Future recruiter – how we will come to buy business

Simon McManus has made an excellent point in his recent blog post about Facebook, which is to do with the way companies will come to assemble teams and buy services in the future.

“…My mind runs away with ideas of allowing customers to pick a team based on public profile pages with reviews from previous client. … 1 : Does your company have good quality staff / teams and the resource to provide good customer service? 2 : Can your company hold onto its best staff even with their success being public knowledge?”

These are great points. I can very easily imagine that recruitment will take place on a project-by-project case, with custom teams being assembled from anywhere around the world. Employees will come to resemble contractors (or even become contractors).

This is pretty big stuff for companies. Let’s not kid ourselves that the vision of public profiles and internet-wide social networks isn’t going to happen. Once it does, human resourcing becomes as accessible as storage or bandwidth. There will be no real reason for companies to restrict the recruitment process to the monolithic model that is often followed today – any team lead will be as able as anyone else to recruit someone highly suited to the task at hand.

Conversely, there will be no real need for talented employees to remain within the walls of a single company – instead of following orders coming down from on-high for the same old salary year in, year out, talent will be drawn to the contractors’ business model, because it will become so easy… and of course, the money will be good – the highest bidder wins, and the market is worldwide.
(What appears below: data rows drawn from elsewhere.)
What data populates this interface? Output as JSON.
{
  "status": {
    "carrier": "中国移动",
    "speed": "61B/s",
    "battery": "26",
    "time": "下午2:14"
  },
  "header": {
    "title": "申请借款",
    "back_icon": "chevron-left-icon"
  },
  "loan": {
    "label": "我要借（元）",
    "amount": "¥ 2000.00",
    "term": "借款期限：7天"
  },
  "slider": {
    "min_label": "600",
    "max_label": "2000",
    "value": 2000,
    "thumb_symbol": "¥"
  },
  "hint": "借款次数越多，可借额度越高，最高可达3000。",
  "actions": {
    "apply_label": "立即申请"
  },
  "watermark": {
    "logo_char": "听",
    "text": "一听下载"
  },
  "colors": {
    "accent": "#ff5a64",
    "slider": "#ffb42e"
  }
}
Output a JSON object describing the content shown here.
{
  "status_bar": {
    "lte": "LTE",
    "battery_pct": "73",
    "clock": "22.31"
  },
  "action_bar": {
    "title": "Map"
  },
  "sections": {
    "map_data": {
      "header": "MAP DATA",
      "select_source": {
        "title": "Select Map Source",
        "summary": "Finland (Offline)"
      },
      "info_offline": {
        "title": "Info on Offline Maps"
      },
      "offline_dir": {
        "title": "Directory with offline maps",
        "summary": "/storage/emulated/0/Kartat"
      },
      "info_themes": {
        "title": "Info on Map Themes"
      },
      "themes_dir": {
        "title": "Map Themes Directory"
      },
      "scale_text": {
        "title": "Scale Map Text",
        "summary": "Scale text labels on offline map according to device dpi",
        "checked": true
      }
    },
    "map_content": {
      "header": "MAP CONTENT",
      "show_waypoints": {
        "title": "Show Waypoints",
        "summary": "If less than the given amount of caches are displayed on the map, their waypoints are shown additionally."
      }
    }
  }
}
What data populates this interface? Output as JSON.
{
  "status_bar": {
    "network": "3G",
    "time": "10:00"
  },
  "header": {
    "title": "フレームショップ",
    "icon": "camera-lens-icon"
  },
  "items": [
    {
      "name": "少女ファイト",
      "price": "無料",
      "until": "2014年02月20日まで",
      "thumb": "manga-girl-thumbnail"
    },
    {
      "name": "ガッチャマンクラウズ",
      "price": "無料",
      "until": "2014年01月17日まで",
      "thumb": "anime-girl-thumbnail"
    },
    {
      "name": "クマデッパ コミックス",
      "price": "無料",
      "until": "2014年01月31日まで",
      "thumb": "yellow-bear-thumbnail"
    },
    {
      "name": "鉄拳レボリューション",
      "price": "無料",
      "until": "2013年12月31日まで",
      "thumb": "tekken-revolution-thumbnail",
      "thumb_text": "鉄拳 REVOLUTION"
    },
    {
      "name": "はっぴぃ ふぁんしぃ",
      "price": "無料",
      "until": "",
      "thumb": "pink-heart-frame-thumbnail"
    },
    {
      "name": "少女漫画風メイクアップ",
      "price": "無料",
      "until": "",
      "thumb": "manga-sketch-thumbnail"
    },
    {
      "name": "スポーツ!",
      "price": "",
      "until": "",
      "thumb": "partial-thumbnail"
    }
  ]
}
This should be shocking to management who hang on to the idea of employees mounting up like a pile of sand, who believe the credibility of a company comes from the number of people it employs. If we want to command loyalty, we will need to give other incentives: environmental, financial, social. I guess Google has developed a reputation for this already, based around a hugely compelling social cachet and enjoyable work environment. I’ve heard Google salaries aren’t great, but the company still commands an intimidating draw over talent.

This sounds a bit like Cluetrain applied to HR…